I study the evolutionary ecology of growth and development in variable environments. I am especially interested in whether macroecological and macroevolutionary patterns of organismal size, shape and function arise due to fundamental biomechanical constraints; or reflect the outcome of natural selection on life history traits such as behaviour, physiology, growth, development and survival. I perform lab-based, whole-organism ecophysiological experiments on American and European species of damselflies within a phylogenetic comparative framwork. I also take advantage of the rich natural history literature on damselflies and perform computer simulations of their life histories. By combining these approaches, I hope to understand the microevolutionary underpinnings of well known phenomena such as the size scaling of metabolism, the temperature-size rule and latitudinal and evolutionary trends in body size.

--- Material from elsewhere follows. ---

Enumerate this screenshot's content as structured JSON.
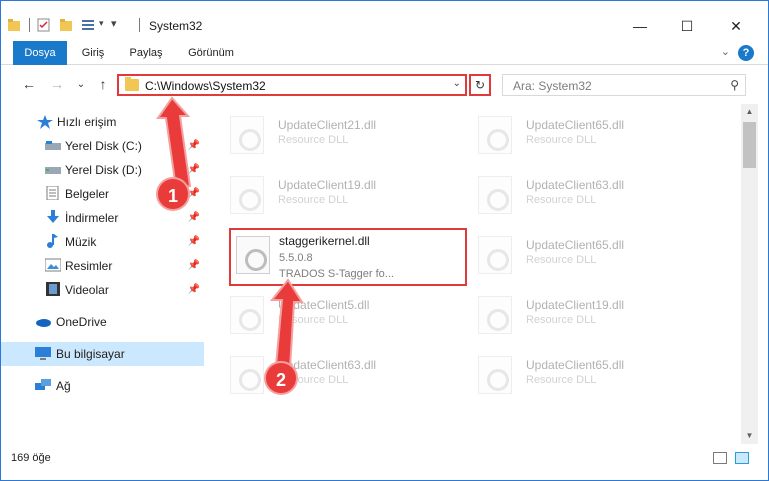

Final instar larva of Ischnura verticalis with its cast larval skin and Artemia salina prey. One of 25 damselfly species currently studied in the lab.
Things that interest me the most are:
- Does metabolic scaling reflect biomechanical constraints or natural selection?
- What limits growth rates?
- What is the functional basis of variation in growth rate?
- Evolution of continous reaction norms
- Individual growth strategies in size-structured populations
- Adaptation to temperature and photoperiodic cues across latitudes
- The influence of inter- and intraspecific interactions on natural selection on thermal performance